## [Prompt]
The records below need to be printed in full. Keep each one exact.
──────── Records to process
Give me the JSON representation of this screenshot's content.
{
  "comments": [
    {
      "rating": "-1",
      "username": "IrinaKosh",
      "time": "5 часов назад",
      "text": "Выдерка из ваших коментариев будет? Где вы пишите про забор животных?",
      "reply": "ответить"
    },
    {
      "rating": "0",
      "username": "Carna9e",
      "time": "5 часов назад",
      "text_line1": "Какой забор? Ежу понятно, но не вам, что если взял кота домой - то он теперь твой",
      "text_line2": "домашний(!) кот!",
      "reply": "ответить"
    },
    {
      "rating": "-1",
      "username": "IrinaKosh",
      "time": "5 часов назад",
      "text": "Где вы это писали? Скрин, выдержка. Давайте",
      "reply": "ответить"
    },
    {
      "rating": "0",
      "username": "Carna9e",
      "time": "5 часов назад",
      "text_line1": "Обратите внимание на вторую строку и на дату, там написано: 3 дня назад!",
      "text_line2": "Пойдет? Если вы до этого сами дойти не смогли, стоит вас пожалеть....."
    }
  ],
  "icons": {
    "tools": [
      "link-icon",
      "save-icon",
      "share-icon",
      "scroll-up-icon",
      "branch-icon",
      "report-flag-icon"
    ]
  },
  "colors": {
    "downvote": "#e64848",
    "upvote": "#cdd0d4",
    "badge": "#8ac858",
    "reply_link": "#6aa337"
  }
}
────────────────
## [Result]
Give me the JSON representation of this screenshot's content.
{
  "comments": [
    {
      "rating": "-1",
      "username": "IrinaKosh",
      "time": "5 часов назад",
      "text": "Выдерка из ваших коментариев будет? Где вы пишите про забор животных?",
      "reply": "ответить"
    },
    {
      "rating": "0",
      "username": "Carna9e",
      "time": "5 часов назад",
      "text_line1": "Какой забор? Ежу понятно, но не вам, что если взял кота домой - то он теперь твой",
      "text_line2": "домашний(!) кот!",
      "reply": "ответить"
    },
    {
      "rating": "-1",
      "username": "IrinaKosh",
      "time": "5 часов назад",
      "text": "Где вы это писали? Скрин, выдержка. Давайте",
      "reply": "ответить"
    },
    {
      "rating": "0",
      "username": "Carna9e",
      "time": "5 часов назад",
      "text_line1": "Обратите внимание на вторую строку и на дату, там написано: 3 дня назад!",
      "text_line2": "Пойдет? Если вы до этого сами дойти не смогли, стоит вас пожалеть....."
    }
  ],
  "icons": {
    "tools": [
      "link-icon",
      "save-icon",
      "share-icon",
      "scroll-up-icon",
      "branch-icon",
      "report-flag-icon"
    ]
  },
  "colors": {
    "downvote": "#e64848",
    "upvote": "#cdd0d4",
    "badge": "#8ac858",
    "reply_link": "#6aa337"
  }
}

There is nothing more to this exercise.